Any U.S. hospital that is following the CDC's infection control recommendations, and can isolate a patient in their own room, is capable of safely managing a patient with Ebola, according to the CDC.
That being said, CDC Director Dr. Tom Frieden indicated on Oct. 20, 2014 that people infected with Ebola might be better off at a "specialized center." Meanwhile, officials with the California Department of Public Health said they’re also considering designating certain hospitals in the state to treat Ebola. That way, they could ensure those facilities are even better prepared to handle the disease.
Which infection controls are health care professionals required to use to prevent the spread of Ebola?
The CDC has three new recommendations for health care workers treating people with Ebola, NPR reports. They include:
- Make sure these health care workers are "repeatedly trained," especially when it comes to learning how to put on and take off their personal protective equipment.
- The equipment used should leave no skin exposed.
- These regulations should be monitored by a "trained observer" or site manager, who watches each employee take on and off their personal protective equipment.
KPCC's evolving Ebola glossary describes this personal protective gear, and why correctly donning and doffing the gear is vital.
How are hospitals, community health centers and outpatient clinics in Southern California preparing for a possible case of Ebola?
Several area hospitals have run Ebola preparedness drills. The Los Angeles Department of Public Health issued guidelines in October 2014 to help outpatient health care providers safely identify, isolate and, if needed, transfer a patient who may have Ebola.
Easing your fears
What's the likelihood I'll contract Ebola at the hospital?
It's extremely slim. Remember, Ebola is not spread through casual contact and is not airborne.

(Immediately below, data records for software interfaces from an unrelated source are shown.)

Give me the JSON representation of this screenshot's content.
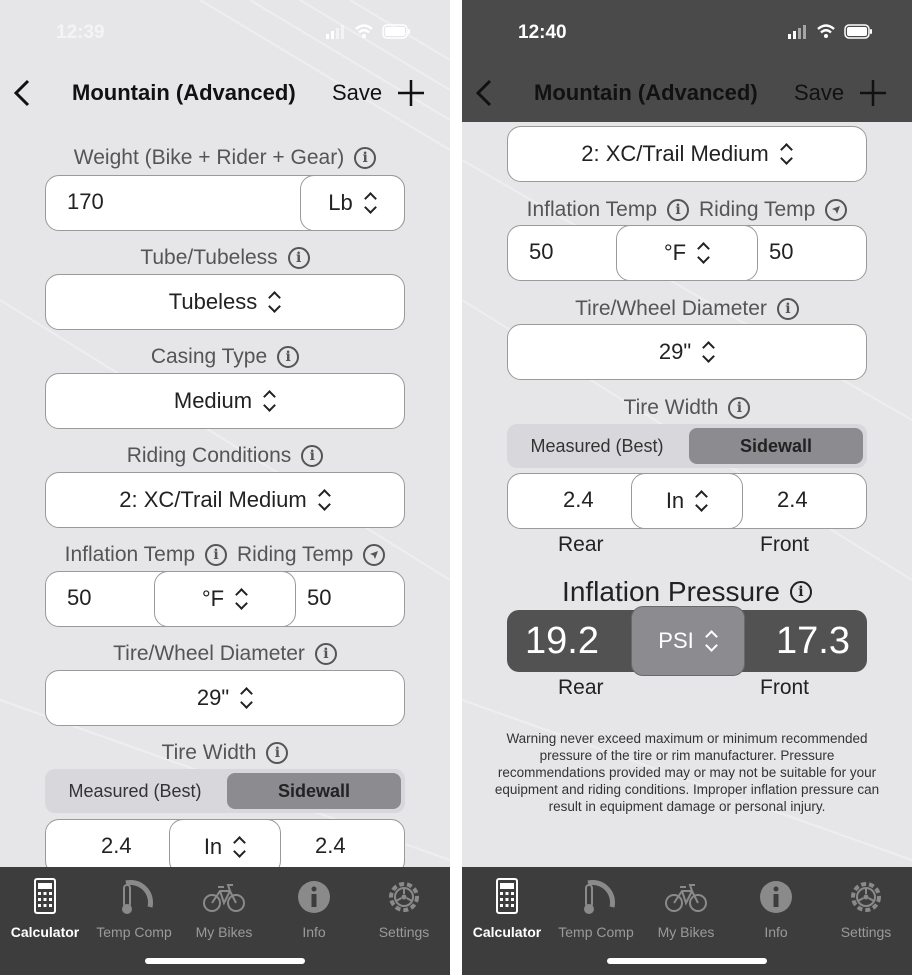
{
  "left": {
    "status": {
      "time": "12:39"
    },
    "nav": {
      "title": "Mountain (Advanced)",
      "save": "Save"
    },
    "weight": {
      "label": "Weight (Bike + Rider + Gear)",
      "value": "170",
      "unit": "Lb"
    },
    "tube": {
      "label": "Tube/Tubeless",
      "value": "Tubeless"
    },
    "casing": {
      "label": "Casing Type",
      "value": "Medium"
    },
    "conditions": {
      "label": "Riding Conditions",
      "value": "2: XC/Trail Medium"
    },
    "temps": {
      "inflation_label": "Inflation Temp",
      "riding_label": "Riding Temp",
      "inflation": "50",
      "unit": "°F",
      "riding": "50"
    },
    "diameter": {
      "label": "Tire/Wheel Diameter",
      "value": "29\""
    },
    "width": {
      "label": "Tire Width",
      "seg_measured": "Measured (Best)",
      "seg_sidewall": "Sidewall",
      "rear": "2.4",
      "unit": "In",
      "front": "2.4"
    }
  },
  "right": {
    "status": {
      "time": "12:40"
    },
    "nav": {
      "title": "Mountain (Advanced)",
      "save": "Save"
    },
    "conditions": {
      "value": "2: XC/Trail Medium"
    },
    "temps": {
      "inflation_label": "Inflation Temp",
      "riding_label": "Riding Temp",
      "inflation": "50",
      "unit": "°F",
      "riding": "50"
    },
    "diameter": {
      "label": "Tire/Wheel Diameter",
      "value": "29\""
    },
    "width": {
      "label": "Tire Width",
      "seg_measured": "Measured (Best)",
      "seg_sidewall": "Sidewall",
      "rear": "2.4",
      "unit": "In",
      "front": "2.4",
      "rear_label": "Rear",
      "front_label": "Front"
    },
    "pressure": {
      "label": "Inflation Pressure",
      "rear": "19.2",
      "unit": "PSI",
      "front": "17.3",
      "rear_label": "Rear",
      "front_label": "Front"
    },
    "warning": "Warning never exceed maximum or minimum recommended pressure of the tire or rim manufacturer. Pressure recommendations provided may or may not be suitable for your equipment and riding conditions. Improper inflation pressure can result in equipment damage or personal injury."
  },
  "tabs": [
    {
      "label": "Calculator",
      "icon": "calculator-icon"
    },
    {
      "label": "Temp Comp",
      "icon": "thermometer-icon"
    },
    {
      "label": "My Bikes",
      "icon": "bike-icon"
    },
    {
      "label": "Info",
      "icon": "info-icon"
    },
    {
      "label": "Settings",
      "icon": "settings-icon"
    }
  ],
  "colors": {
    "background": "#e6e6e9",
    "tabbar": "#3d3d3d",
    "pressure_box": "#525252",
    "segment_selected": "#8c8c90"
  }
}
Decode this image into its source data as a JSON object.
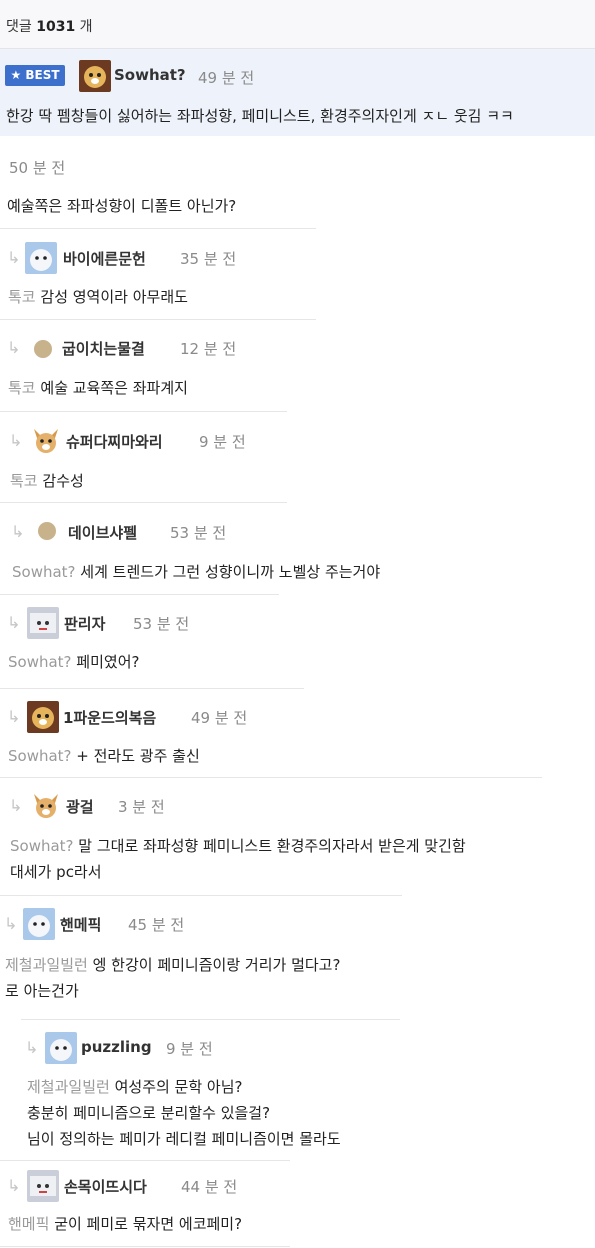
{
  "header": {
    "prefix": "댓글",
    "count": "1031",
    "suffix": "개"
  },
  "best": {
    "badge": "BEST",
    "name": "Sowhat?",
    "time": "49 분 전",
    "text": "한강 딱 펨창들이 싫어하는 좌파성향, 페미니스트, 환경주의자인게 ㅈㄴ 웃김 ㅋㅋ"
  },
  "comments": [
    {
      "time": "50 분 전",
      "text": "예술쪽은 좌파성향이 디폴트 아닌가?"
    },
    {
      "name": "바이에른문헌",
      "time": "35 분 전",
      "ref": "톡코",
      "text": "감성 영역이라 아무래도"
    },
    {
      "name": "굽이치는물결",
      "time": "12 분 전",
      "ref": "톡코",
      "text": "예술 교육쪽은 좌파계지"
    },
    {
      "name": "슈퍼다찌마와리",
      "time": "9 분 전",
      "ref": "톡코",
      "text": "감수성"
    },
    {
      "name": "데이브샤펠",
      "time": "53 분 전",
      "ref": "Sowhat?",
      "text": "세계 트렌드가 그런 성향이니까 노벨상 주는거야"
    },
    {
      "name": "판리자",
      "time": "53 분 전",
      "ref": "Sowhat?",
      "text": "페미였어?"
    },
    {
      "name": "1파운드의복음",
      "time": "49 분 전",
      "ref": "Sowhat?",
      "text": "+ 전라도 광주 출신"
    },
    {
      "name": "광걸",
      "time": "3 분 전",
      "ref": "Sowhat?",
      "text": "말 그대로 좌파성향 페미니스트 환경주의자라서 받은게 맞긴함",
      "text2": "대세가 pc라서"
    },
    {
      "name": "핸메픽",
      "time": "45 분 전",
      "ref": "제철과일빌런",
      "text": "엥 한강이 페미니즘이랑 거리가 멀다고?",
      "text2": "로 아는건가"
    },
    {
      "name": "puzzling",
      "time": "9 분 전",
      "ref": "제철과일빌런",
      "text": "여성주의 문학 아님?",
      "text2": "충분히 페미니즘으로 분리할수 있을걸?",
      "text3": "님이 정의하는 페미가 레디컬 페미니즘이면 몰라도"
    },
    {
      "name": "손목이뜨시다",
      "time": "44 분 전",
      "ref": "핸메픽",
      "text": "굳이 페미로 묶자면 에코페미?"
    }
  ]
}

So, your risk of getting infected is very low, even if you are in the same hospital, or waiting room, as a patient who has Ebola.
Still, what should I do - or not do - to protect myself, when visiting a hospital or riding public transportation?
When visiting a health care facility, or riding public transit, you should avoid making contact with other people’s blood or body fluids.
Also, you should not handle items that may have come into contact with a sick person's blood or bodily fluids, like clothes, bedding, needles or medical equipment.
Of course, proper hygiene is always a good idea: You should be sure to wash your hands often with soap and water, or use an alcohol-based sanitizer.
Finally, do not touch the body of someone who has died of Ebola. And, avoid contact with bats, nonhuman primates, and the blood, fluids and raw meat prepared from these animals.
Where do I go and what should I do if I feel I have been put at risk?
Although you may want to rush into a medical facility as soon as you think you've been exposed to Ebola, it's better to notify your doctor before you go into the doctor's office or emergency room, according to the CDC. By calling beforehand, it helps staff care for you, while protecting others from infection.
If you think you've been put at risk for Ebola, the CDC advises checking for signs and symptoms of Ebola for 21 days after the time you think you were exposed. Be sure to take your temperature every morning and night and watch for Ebola-like symptoms, such as severe headache, muscle pain, vomiting, diarrhea, stomach pain or unexplained bleeding or bruising.
In addition, call your doctor even if you don’t have Ebola-like symptoms, because your doctor can evaluate your exposure level.